WHAT IS NEEDED:
Look through the records and copy every line in which "reply" appears.

(Dataset rows for apps and sites)
== Segment start ==

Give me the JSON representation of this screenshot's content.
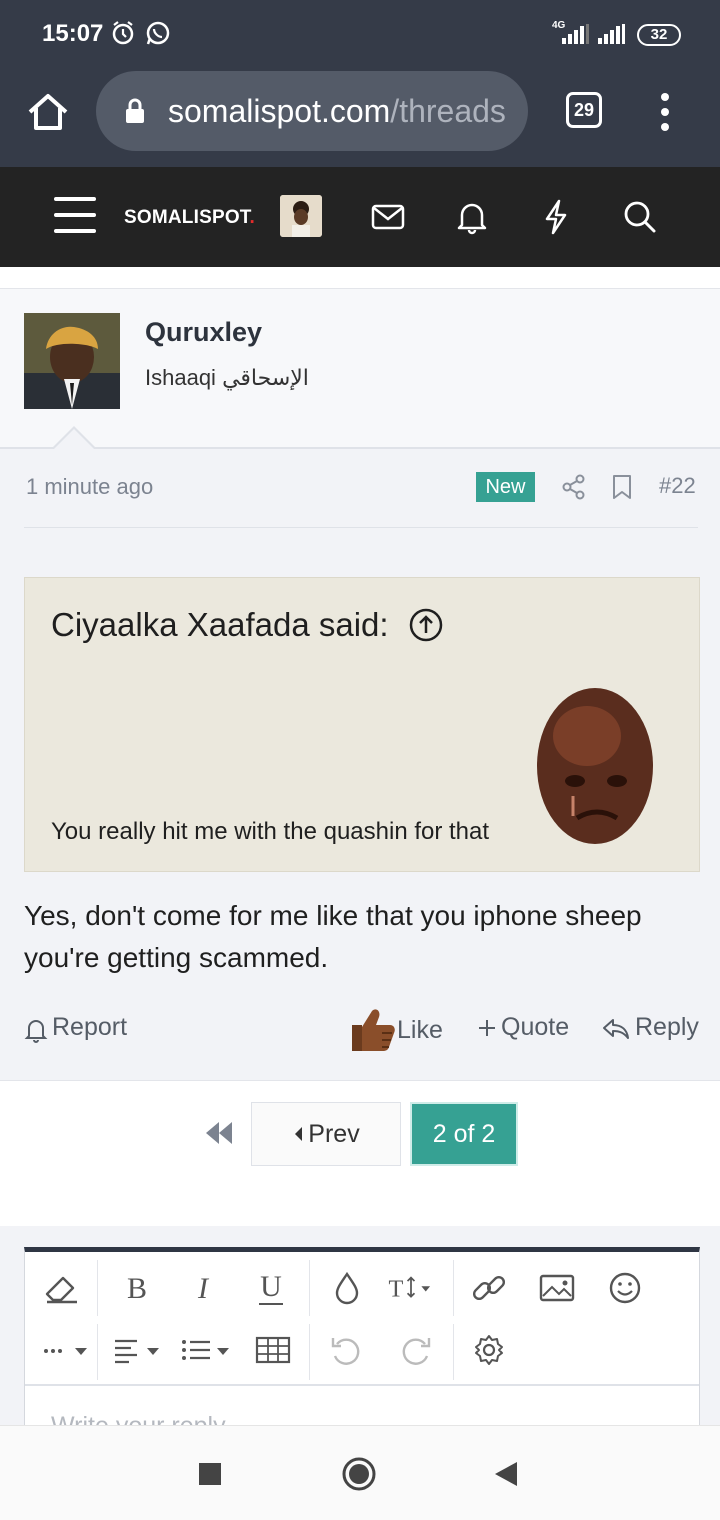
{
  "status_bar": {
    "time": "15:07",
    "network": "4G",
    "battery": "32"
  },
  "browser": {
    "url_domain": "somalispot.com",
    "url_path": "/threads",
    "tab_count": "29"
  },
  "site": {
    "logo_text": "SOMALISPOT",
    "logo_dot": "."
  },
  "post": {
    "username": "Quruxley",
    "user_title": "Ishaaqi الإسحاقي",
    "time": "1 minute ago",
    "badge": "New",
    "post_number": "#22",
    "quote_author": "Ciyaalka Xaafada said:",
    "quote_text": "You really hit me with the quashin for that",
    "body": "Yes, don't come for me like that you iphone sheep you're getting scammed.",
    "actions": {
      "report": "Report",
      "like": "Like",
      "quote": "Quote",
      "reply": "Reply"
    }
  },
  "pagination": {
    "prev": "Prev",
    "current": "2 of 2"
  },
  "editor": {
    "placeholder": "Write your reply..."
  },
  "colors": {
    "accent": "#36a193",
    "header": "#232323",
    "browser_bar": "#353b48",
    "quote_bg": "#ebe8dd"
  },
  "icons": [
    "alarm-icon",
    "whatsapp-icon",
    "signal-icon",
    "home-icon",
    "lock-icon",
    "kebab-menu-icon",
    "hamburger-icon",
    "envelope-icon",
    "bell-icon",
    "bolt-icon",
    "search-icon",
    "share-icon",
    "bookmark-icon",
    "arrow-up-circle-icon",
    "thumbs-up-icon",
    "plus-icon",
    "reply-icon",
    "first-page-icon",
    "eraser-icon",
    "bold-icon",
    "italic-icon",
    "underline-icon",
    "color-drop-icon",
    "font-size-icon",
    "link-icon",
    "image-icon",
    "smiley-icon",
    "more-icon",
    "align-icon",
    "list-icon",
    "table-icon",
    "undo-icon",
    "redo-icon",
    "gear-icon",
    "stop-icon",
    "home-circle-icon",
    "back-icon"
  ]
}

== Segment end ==
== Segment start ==

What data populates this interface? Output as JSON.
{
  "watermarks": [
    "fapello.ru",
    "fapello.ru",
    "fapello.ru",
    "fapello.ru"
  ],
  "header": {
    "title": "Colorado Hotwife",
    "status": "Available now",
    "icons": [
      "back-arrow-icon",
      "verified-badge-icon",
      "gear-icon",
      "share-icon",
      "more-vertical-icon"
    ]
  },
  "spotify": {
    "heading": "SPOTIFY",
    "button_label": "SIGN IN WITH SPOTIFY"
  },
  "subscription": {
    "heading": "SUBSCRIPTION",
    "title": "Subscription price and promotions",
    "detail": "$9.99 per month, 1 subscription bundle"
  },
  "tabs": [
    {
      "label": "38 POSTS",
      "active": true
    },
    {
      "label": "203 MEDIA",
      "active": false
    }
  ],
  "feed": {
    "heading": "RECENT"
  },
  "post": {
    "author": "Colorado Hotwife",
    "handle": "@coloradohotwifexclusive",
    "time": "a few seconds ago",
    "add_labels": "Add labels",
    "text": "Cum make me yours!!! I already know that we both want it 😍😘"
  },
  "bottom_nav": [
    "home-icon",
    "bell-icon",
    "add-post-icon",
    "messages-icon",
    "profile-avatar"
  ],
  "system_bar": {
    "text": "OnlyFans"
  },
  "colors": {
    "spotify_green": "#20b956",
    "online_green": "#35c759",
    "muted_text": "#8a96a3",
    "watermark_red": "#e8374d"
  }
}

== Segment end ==

OUTPUT FOR THIS EXERCISE:
      "reply": "Reply"
    "placeholder": "Write your reply..."
    "reply-icon",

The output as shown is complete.